Ameerah and Aaron, Anjanaa and Mercedes, you made the transition to secondary school virtually—that must have been a strange experience! I hope that when you were finally in February this year able to meet your classmates and teachers in person and explore the halls of your new schools, the experience lived up to or even surpassed your expectations. That socialisation and interaction with your peers is a critical part of your schooling, as it teaches you to play well with others and operate as part of a team. I encourage you, while you continue to give pride of place to your schoolwork, take the opportunity to participate in and enjoy all your new school has to offer including sports and extra-curricular activities. I wish you all the best, particularly as you return to school full time in the Third Term.
Maali and Anusha, you are on the final leg of your secondary schooling, approaching your CAPE exams, happily, knock-on-wood, without the drama of two years ago.

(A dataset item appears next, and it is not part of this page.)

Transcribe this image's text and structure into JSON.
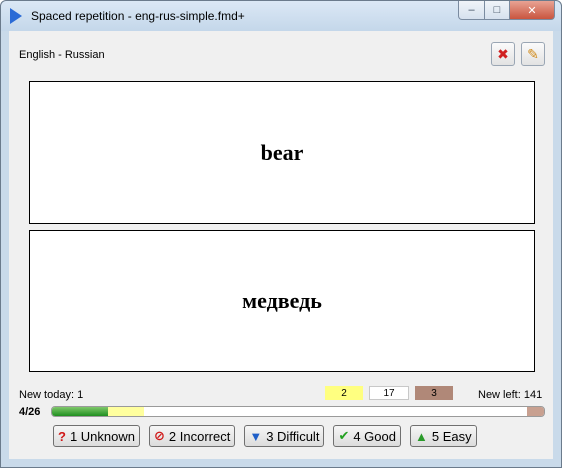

That is not to say that there may not be distractions and disappointments, but your having been tested by and besting this pernicious pandemic, I have every confidence that you will not be deterred from achieving your goals.
Amrit, Anjali and Richard, whether you have gone on to further studies or entered the world of work, you have left behind the controlled environment of school and are making your way through the ups and downs of early adulthood. You must now navigate the many situations that present themselves in everyday life drawing upon and synthesising the whole of your education to date to find your spot in the sun. Apply those study skills that have served you well in your scholarship to life in general. Press on with confidence, optimism and resolve. I express the sentiments of the nation when I say, we are proud of all of you and wish you every success in the future.
I leave you with the words of Indian philosopher and spiritual leader Jiddu Krishnamurti:
“There is no end to education. It is not that you read a book, pass an examination, and finish with education. The whole of life, from the moment you are born to the moment you die, is a process of learning.”
Learn on and I wish you all the best.